by tmack on Sun 24th Dec 2006 06:37 UTC in reply to "RE[4]: Of course it is!"
tmack
Member since:
2006-04-11

Actually, you're missing most of the process with Mac OS X app folders.

With Linux, that one click includes getting the software on my PC. I do not have to download the program from some website or put a disc in the drive.

That one click goes through all 3 phases:

1) Download the software
2) Prepare the software for installation
3) Install the software

Mac OSX only does the last one easily. And I'm not saying Mac OS X is terrible at software installation, it just isn't anywhere near as good as your average end user Linux distro.

A modern linux distro is as polished as Mac OS X. A colleague and I were commenting at the local computer store about how Mac's are starting to look so dated compared to modern Linux counterparts. It's funny because the Mac's used to make the Linux ones look dated.

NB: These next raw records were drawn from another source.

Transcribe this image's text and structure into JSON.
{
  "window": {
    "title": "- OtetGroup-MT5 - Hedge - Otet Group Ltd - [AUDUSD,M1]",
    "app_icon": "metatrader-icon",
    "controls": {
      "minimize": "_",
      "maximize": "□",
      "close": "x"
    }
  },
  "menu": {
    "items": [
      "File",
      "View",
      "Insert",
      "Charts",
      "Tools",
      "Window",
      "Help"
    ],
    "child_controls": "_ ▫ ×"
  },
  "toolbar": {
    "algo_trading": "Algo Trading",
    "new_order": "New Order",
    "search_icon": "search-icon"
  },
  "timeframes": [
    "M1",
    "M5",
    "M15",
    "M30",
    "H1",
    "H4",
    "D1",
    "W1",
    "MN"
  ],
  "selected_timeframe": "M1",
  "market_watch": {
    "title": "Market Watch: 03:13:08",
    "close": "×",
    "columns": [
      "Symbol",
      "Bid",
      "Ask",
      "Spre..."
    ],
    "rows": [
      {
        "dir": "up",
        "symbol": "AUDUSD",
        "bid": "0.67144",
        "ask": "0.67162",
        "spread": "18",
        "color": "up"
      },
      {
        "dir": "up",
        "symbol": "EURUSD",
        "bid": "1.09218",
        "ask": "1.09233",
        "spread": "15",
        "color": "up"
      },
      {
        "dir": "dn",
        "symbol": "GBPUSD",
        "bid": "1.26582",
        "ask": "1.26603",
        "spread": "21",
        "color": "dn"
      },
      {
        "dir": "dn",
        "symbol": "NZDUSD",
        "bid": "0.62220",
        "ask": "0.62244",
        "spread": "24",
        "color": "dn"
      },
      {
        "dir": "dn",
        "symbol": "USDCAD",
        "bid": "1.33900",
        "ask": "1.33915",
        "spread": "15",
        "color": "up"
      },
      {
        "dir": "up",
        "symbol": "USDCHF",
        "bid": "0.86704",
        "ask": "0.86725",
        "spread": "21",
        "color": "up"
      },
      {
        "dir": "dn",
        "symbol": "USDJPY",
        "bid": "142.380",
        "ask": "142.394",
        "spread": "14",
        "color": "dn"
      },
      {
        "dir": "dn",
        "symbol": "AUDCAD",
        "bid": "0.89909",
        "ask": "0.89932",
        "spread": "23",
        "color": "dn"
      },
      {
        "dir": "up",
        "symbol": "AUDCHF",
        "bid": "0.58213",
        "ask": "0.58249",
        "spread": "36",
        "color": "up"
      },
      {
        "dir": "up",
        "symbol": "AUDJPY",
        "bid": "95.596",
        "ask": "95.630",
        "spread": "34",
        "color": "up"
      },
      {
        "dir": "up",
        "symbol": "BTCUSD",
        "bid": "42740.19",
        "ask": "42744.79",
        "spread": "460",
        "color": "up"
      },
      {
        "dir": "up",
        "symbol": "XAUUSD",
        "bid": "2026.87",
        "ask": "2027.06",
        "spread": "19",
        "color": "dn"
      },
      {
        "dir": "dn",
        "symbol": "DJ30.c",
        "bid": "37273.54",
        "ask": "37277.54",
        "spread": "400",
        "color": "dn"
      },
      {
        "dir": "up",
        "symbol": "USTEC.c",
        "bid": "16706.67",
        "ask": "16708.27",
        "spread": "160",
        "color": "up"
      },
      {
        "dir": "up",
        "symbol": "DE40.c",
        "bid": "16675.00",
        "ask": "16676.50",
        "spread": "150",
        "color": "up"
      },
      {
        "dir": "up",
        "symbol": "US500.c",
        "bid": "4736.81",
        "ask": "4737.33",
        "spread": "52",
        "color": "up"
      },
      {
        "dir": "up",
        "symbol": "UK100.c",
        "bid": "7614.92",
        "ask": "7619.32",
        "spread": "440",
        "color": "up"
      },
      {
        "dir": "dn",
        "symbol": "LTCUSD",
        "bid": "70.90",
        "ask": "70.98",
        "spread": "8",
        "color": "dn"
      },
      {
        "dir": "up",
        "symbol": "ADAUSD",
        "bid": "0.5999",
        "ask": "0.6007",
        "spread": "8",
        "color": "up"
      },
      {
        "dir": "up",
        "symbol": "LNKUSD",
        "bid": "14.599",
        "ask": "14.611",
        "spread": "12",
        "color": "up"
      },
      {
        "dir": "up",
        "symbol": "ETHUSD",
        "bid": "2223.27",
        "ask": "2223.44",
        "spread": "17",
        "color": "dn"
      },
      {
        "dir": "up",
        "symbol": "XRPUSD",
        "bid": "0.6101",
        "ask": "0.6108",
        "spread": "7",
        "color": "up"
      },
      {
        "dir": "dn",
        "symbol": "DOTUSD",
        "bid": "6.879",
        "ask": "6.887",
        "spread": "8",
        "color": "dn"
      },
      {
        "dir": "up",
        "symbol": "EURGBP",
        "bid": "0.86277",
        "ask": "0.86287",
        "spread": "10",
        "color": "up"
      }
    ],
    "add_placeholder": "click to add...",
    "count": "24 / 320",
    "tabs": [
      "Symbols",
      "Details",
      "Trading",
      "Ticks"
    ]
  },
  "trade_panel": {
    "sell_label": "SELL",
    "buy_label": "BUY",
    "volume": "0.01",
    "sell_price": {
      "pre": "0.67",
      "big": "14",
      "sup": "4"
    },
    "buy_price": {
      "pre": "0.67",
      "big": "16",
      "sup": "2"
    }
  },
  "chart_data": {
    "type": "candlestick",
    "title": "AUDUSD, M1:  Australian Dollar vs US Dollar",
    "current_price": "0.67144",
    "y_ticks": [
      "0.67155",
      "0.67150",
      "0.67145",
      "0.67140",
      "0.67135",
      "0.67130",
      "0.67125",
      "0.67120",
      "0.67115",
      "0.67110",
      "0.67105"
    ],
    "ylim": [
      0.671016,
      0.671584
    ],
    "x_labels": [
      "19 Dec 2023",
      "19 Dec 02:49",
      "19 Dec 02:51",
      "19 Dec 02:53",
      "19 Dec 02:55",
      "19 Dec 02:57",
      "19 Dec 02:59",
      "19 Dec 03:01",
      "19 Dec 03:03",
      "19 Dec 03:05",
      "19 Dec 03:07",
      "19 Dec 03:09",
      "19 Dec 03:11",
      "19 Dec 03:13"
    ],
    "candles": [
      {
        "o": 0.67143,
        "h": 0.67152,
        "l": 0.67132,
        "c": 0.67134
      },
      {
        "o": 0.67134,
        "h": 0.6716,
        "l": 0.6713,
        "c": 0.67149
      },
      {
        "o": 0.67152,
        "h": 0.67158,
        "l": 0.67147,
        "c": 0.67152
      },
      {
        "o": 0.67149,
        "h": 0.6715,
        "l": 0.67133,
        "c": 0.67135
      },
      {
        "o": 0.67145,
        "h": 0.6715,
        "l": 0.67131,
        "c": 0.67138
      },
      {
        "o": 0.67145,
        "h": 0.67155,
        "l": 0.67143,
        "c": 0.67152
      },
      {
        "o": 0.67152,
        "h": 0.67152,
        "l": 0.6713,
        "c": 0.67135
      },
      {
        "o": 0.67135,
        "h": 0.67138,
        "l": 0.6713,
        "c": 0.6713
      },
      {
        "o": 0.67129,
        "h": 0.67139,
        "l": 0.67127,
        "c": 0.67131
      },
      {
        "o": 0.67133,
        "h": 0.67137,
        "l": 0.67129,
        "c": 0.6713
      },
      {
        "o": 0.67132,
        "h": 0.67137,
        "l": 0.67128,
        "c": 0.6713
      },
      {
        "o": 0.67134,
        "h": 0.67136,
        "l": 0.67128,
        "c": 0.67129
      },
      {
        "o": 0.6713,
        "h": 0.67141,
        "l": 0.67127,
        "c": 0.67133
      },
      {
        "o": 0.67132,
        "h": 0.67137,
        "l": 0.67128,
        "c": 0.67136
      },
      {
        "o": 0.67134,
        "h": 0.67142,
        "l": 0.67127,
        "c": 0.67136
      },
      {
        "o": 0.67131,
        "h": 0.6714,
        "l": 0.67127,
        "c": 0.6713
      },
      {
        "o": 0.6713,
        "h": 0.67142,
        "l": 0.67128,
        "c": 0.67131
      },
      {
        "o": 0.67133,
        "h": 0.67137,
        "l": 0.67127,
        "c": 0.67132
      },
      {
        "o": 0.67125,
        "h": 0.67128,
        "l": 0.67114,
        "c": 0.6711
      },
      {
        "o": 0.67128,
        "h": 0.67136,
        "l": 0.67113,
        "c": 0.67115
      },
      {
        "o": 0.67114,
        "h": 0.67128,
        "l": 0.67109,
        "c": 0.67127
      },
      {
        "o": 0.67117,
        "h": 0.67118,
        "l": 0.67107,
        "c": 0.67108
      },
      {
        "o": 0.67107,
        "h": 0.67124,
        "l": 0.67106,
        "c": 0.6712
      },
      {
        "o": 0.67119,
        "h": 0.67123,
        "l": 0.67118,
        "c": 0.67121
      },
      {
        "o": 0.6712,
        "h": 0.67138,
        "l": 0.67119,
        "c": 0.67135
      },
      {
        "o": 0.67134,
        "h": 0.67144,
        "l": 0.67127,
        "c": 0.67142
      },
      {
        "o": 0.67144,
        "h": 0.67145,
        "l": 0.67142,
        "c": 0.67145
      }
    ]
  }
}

Driver installation is extremely simple, it's literally copy a file to this directory and register the driver with the kernel. The problem is: vendors don't provide binary drivers in a usable format. It's rare to find RPM drivers, or heaven forbid .deb files.

But that isn't Linux's fault... it's the lousy hardware industry that has built up around Wintendo.

And Mac OSX doesn't have the best hardware support either. I've seen many products that were unusable on a Mac as well. Just like Linux, you really need to check before hand if a product is compatible with a Mac.

Reply Parent Score: 3

RE[6]: Of course it is!
by D3M0N on Sun 24th Dec 2006 07:18 in reply to "RE[5]: Of course it is!"
D3M0N Member since:
2005-07-09

You have valid points; however, what happens when I run into software that doesn't have a binary yet? I'm forced to compile the software by hand. That is certainly not user friendly. I have not found a single OS X, or Windows application that I have had to compile. I have had to compile numerous applications in Linux though. CLI usage in Linux is still too high in Linux IMO to be user friend for average joe, who is scared at sight of any unexpect "white text on a black background".

To each his/her own, I don't believe Linux is near to having as much polish. Linux is still very fragmented with QT/GTK/ even TCL/TK. I simply can't see how anyone can consider Linux to be more polished than OS X. That's in my opinion, the only thing holidng Linux back.

Driver installation? I've never found a driver that wasn't included in the distribution (or that wasn't already packaged into a binary) that was just copying a file. I've always had to compile it from source. Not easy.

True, you still have to watch with OS X, but I've just personally found less cases of my hardware not working without some type of configuration other than click Next Next Next Finished, which frankly, in my opinion, is much easier than copying a file to some "random" location.

I'm not stating that any of this is fact, because its all just my opinion ;)

Reply Parent Score: 3